Believe it or not, during Transformers: Age of Extinction, Michael Bay's fourth rattling of the toy box, I felt one moment of transcendence. Three-fourths of the way through the punishing 165-minute runtime my brain left my body, crying out as it fled, "How could a space robot riding a fire-breathing metal T.rex be so boring?"
It begins with thrilling stupidity, the revelation that the dinosaurs were murdered by evil cheeseburger-shaped spaceships who built their own car-shaped society from their bones, the literalization of fossil fuels. From there, Age of Extinction gets even more moronic.

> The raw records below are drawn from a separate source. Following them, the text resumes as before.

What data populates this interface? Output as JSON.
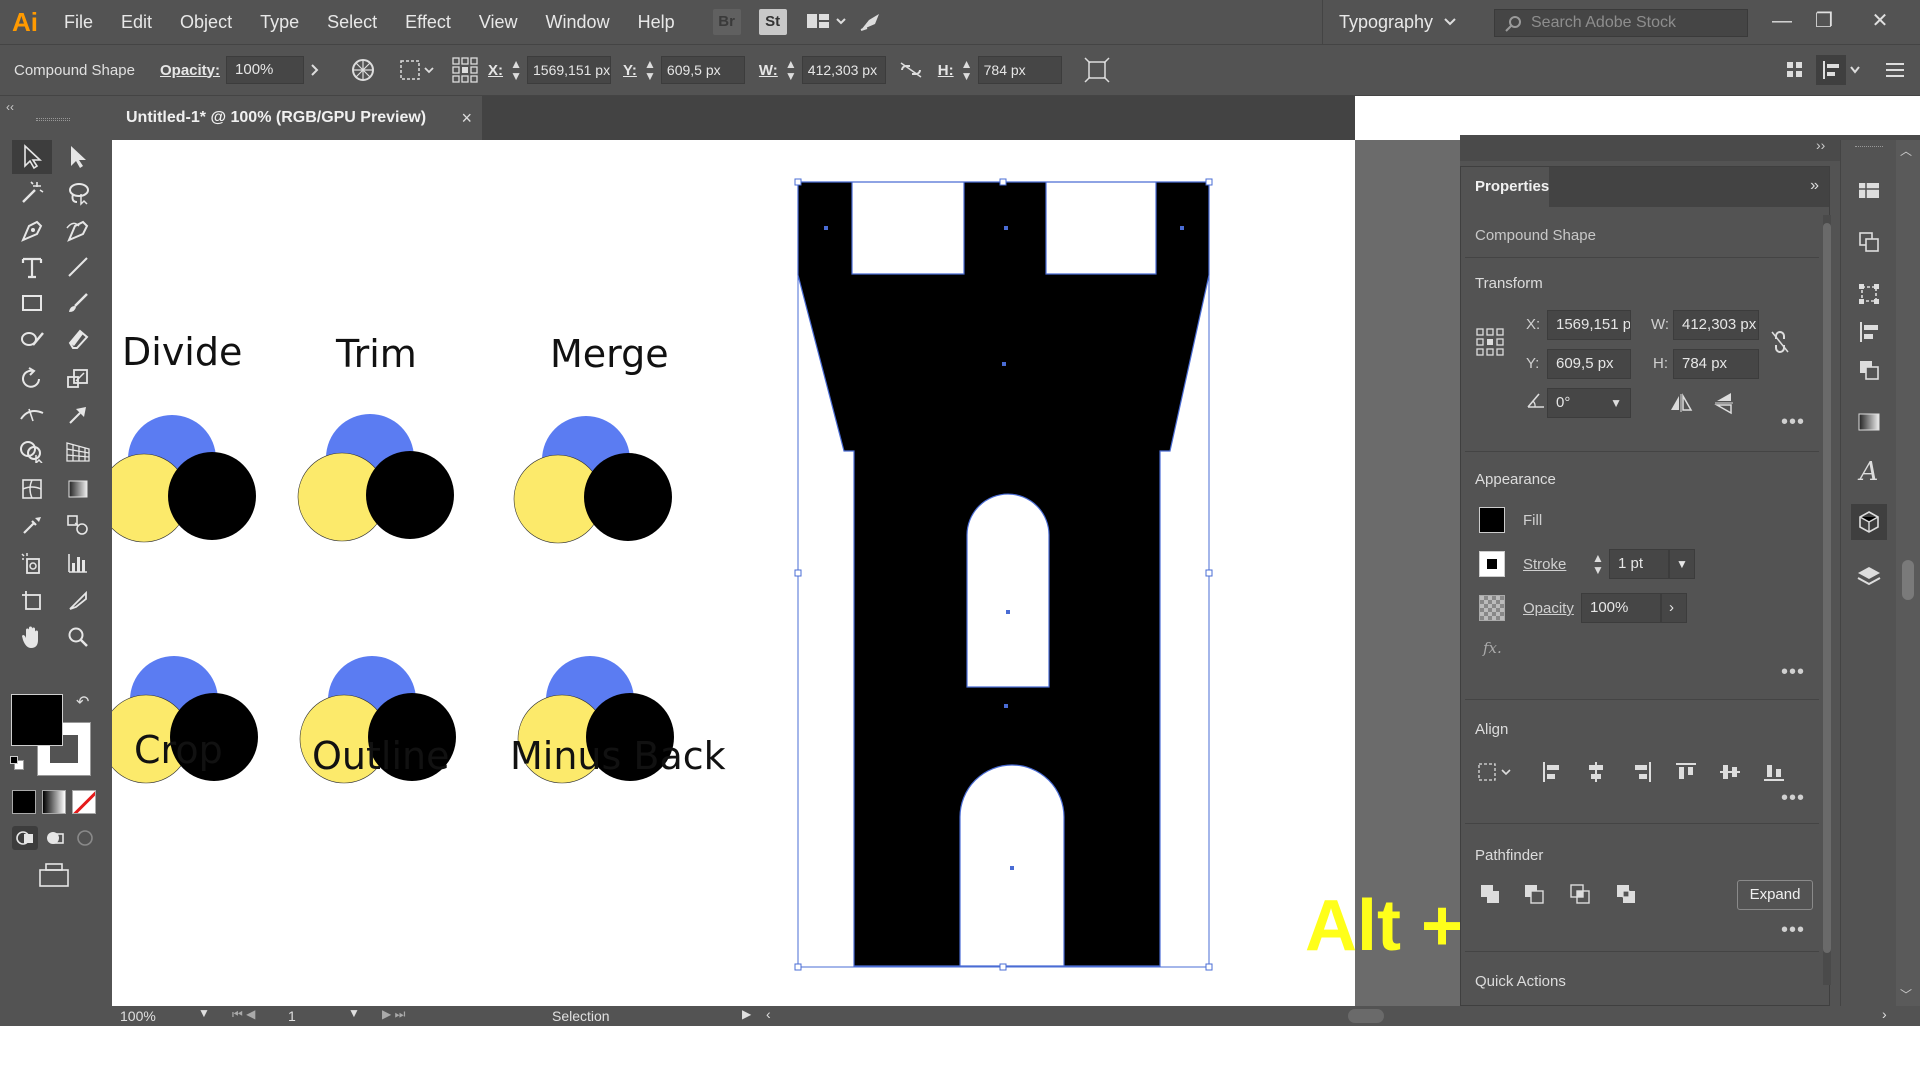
{
  "app": {
    "logo": "Ai",
    "menu": [
      "File",
      "Edit",
      "Object",
      "Type",
      "Select",
      "Effect",
      "View",
      "Window",
      "Help"
    ],
    "bridge_label": "Br",
    "stock_label": "St",
    "workspace": "Typography",
    "search_placeholder": "Search Adobe Stock"
  },
  "control_bar": {
    "selection_type": "Compound Shape",
    "opacity_label": "Opacity:",
    "opacity_value": "100%",
    "x_label": "X:",
    "x_value": "1569,151 px",
    "y_label": "Y:",
    "y_value": "609,5 px",
    "w_label": "W:",
    "w_value": "412,303 px",
    "h_label": "H:",
    "h_value": "784 px"
  },
  "document": {
    "tab_title": "Untitled-1* @ 100% (RGB/GPU Preview)",
    "close_glyph": "×"
  },
  "canvas": {
    "labels": [
      "Divide",
      "Trim",
      "Merge",
      "Crop",
      "Outline",
      "Minus Back"
    ],
    "overlay_text": "Alt +",
    "colors": {
      "blue": "#5b7cf2",
      "yellow": "#fcea6b",
      "black": "#000000",
      "selection": "#4a6cd4",
      "overlay": "#ffff1a"
    }
  },
  "status_bar": {
    "zoom": "100%",
    "artboard": "1",
    "tool": "Selection"
  },
  "properties": {
    "tab": "Properties",
    "object_type": "Compound Shape",
    "transform_title": "Transform",
    "x_label": "X:",
    "x_value": "1569,151 p",
    "y_label": "Y:",
    "y_value": "609,5 px",
    "w_label": "W:",
    "w_value": "412,303 px",
    "h_label": "H:",
    "h_value": "784 px",
    "angle_value": "0°",
    "appearance_title": "Appearance",
    "fill_label": "Fill",
    "stroke_label": "Stroke",
    "stroke_value": "1 pt",
    "opacity_label": "Opacity",
    "opacity_value": "100%",
    "fx_label": "fx.",
    "align_title": "Align",
    "pathfinder_title": "Pathfinder",
    "expand_label": "Expand",
    "quick_actions_title": "Quick Actions",
    "more_glyph": "•••"
  }
}
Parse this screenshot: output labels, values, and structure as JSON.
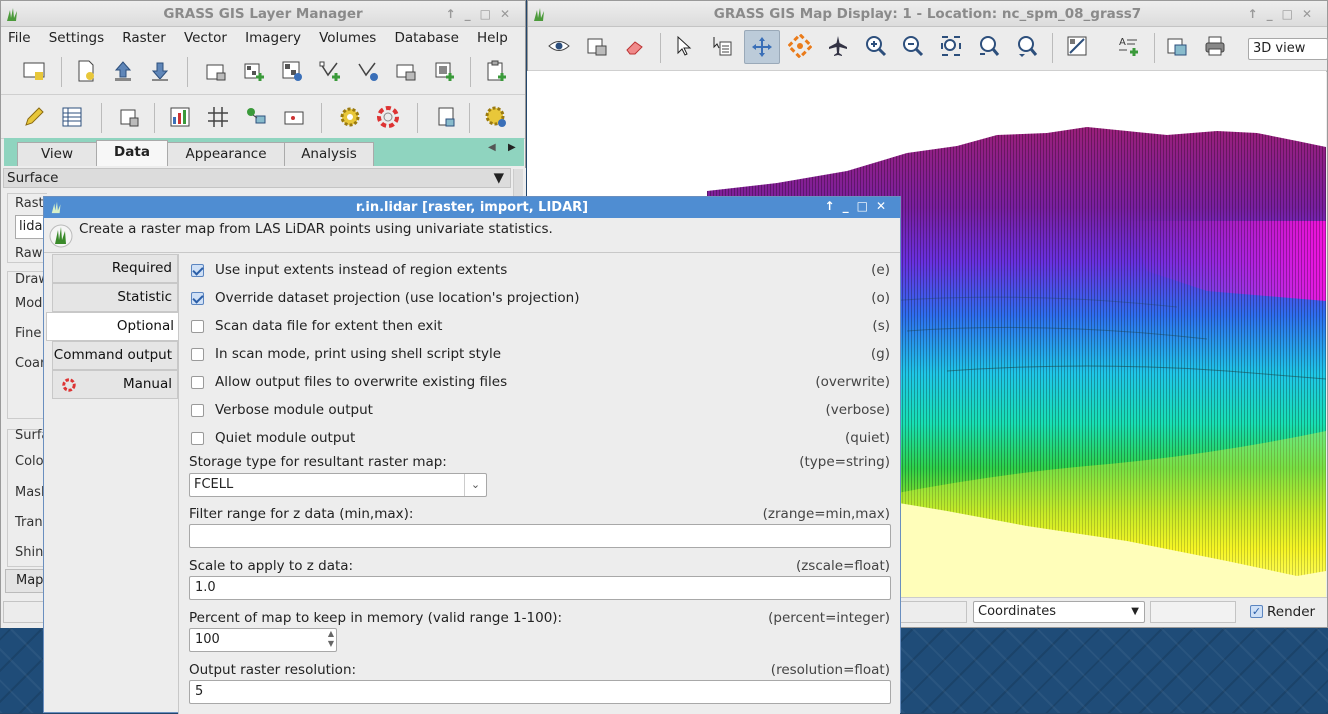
{
  "layer_manager": {
    "title": "GRASS GIS Layer Manager",
    "menu": [
      "File",
      "Settings",
      "Raster",
      "Vector",
      "Imagery",
      "Volumes",
      "Database",
      "Help"
    ],
    "tabs": [
      "View",
      "Data",
      "Appearance",
      "Analysis"
    ],
    "active_tab": "Data",
    "section": "Surface",
    "partial_labels": [
      "Rast",
      "lidar",
      "Raw",
      "Draw",
      "Mode",
      "Fine",
      "Coar",
      "Surfa",
      "Colo",
      "Mask",
      "Trans",
      "Shin",
      "Map"
    ]
  },
  "map_display": {
    "title": "GRASS GIS Map Display: 1  - Location: nc_spm_08_grass7",
    "view_mode": "3D view",
    "status_mode": "Coordinates",
    "render_label": "Render"
  },
  "dialog": {
    "title": "r.in.lidar [raster, import, LIDAR]",
    "description": "Create a raster map from LAS LiDAR points using univariate statistics.",
    "side_tabs": [
      "Required",
      "Statistic",
      "Optional",
      "Command output",
      "Manual"
    ],
    "active_tab": "Optional",
    "flags": [
      {
        "label": "Use input extents instead of region extents",
        "key": "(e)",
        "checked": true
      },
      {
        "label": "Override dataset projection (use location's projection)",
        "key": "(o)",
        "checked": true
      },
      {
        "label": "Scan data file for extent then exit",
        "key": "(s)",
        "checked": false
      },
      {
        "label": "In scan mode, print using shell script style",
        "key": "(g)",
        "checked": false
      },
      {
        "label": "Allow output files to overwrite existing files",
        "key": "(overwrite)",
        "checked": false
      },
      {
        "label": "Verbose module output",
        "key": "(verbose)",
        "checked": false
      },
      {
        "label": "Quiet module output",
        "key": "(quiet)",
        "checked": false
      }
    ],
    "storage": {
      "label": "Storage type for resultant raster map:",
      "key": "(type=string)",
      "value": "FCELL"
    },
    "zrange": {
      "label": "Filter range for z data (min,max):",
      "key": "(zrange=min,max)",
      "value": ""
    },
    "zscale": {
      "label": "Scale to apply to z data:",
      "key": "(zscale=float)",
      "value": "1.0"
    },
    "percent": {
      "label": "Percent of map to keep in memory (valid range 1-100):",
      "key": "(percent=integer)",
      "value": "100"
    },
    "resolution": {
      "label": "Output raster resolution:",
      "key": "(resolution=float)",
      "value": "5"
    }
  }
}
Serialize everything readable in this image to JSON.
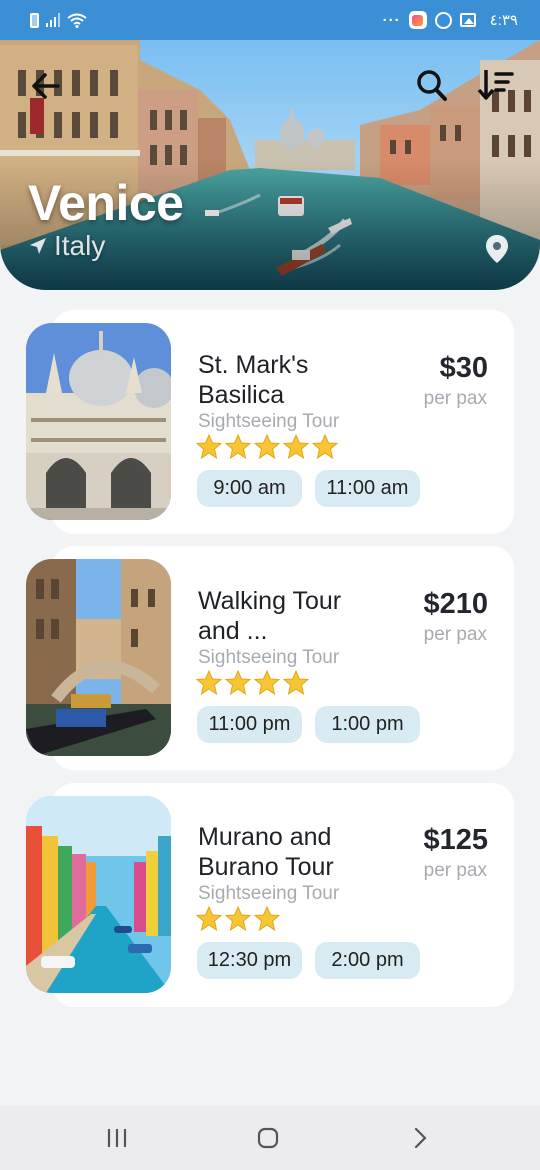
{
  "status_bar": {
    "time": "٤:٣٩",
    "dots": "···",
    "icons": [
      "battery-icon",
      "signal-icon",
      "wifi-icon",
      "health-app-icon",
      "whatsapp-icon",
      "gallery-icon"
    ]
  },
  "header": {
    "city": "Venice",
    "country": "Italy",
    "icons": [
      "back-arrow-icon",
      "search-icon",
      "sort-icon",
      "navigation-arrow-icon",
      "location-pin-icon"
    ]
  },
  "tours": [
    {
      "title_line1": "St. Mark's",
      "title_line2": "Basilica",
      "category": "Sightseeing Tour",
      "price": "$30",
      "price_unit": "per pax",
      "rating": 5,
      "times": [
        "9:00 am",
        "11:00 am"
      ]
    },
    {
      "title_line1": "Walking Tour",
      "title_line2": "and ...",
      "category": "Sightseeing Tour",
      "price": "$210",
      "price_unit": "per pax",
      "rating": 4,
      "times": [
        "11:00 pm",
        "1:00 pm"
      ]
    },
    {
      "title_line1": "Murano and",
      "title_line2": "Burano Tour",
      "category": "Sightseeing Tour",
      "price": "$125",
      "price_unit": "per pax",
      "rating": 3,
      "times": [
        "12:30 pm",
        "2:00 pm"
      ]
    }
  ],
  "colors": {
    "status_bar": "#3b8fd4",
    "chip_background": "#d9ebf2",
    "star": "#f7c534",
    "background": "#f2f3f5"
  },
  "nav": {
    "icons": [
      "recent-apps-icon",
      "home-icon",
      "forward-icon"
    ]
  }
}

The events of the third film, in which Shia LaBeouf saved Chicago (fragments of it, at least) from Megatron, have become in this sequel America's new 9/11. Thirteen-hundred civilians died that day, a rare instance of a movie giving a body count for the usual city-destroying smash-em-ups. Mark Wahlberg plays a single dad and small-town inventor named Cade, who lives in a Disneyland version of Texas with his 17-year-old daughter Tessa (Nicola Peltz), one of those long-limbed, snub-nosed Southern girls shellacked with terrible pink lipstick. Also around: Cade's new scrap junk purchase, a bullet-riddled 18-wheeler that just happens to be Optimus Prime in disguise.
There isn't enough visual beauty to forgive the screenplay's ugliness, but Bay does brave a daring new standard in product placement. He doesn't just show a Bud Light truck -- he wrecks it, scatters beer bottles across the road, and then has Mark pick one up and take a swig. It's so calculated, it gets a knowing laugh, as if the audience is relieved that at least there's one joke that doesn't insult their intelligence.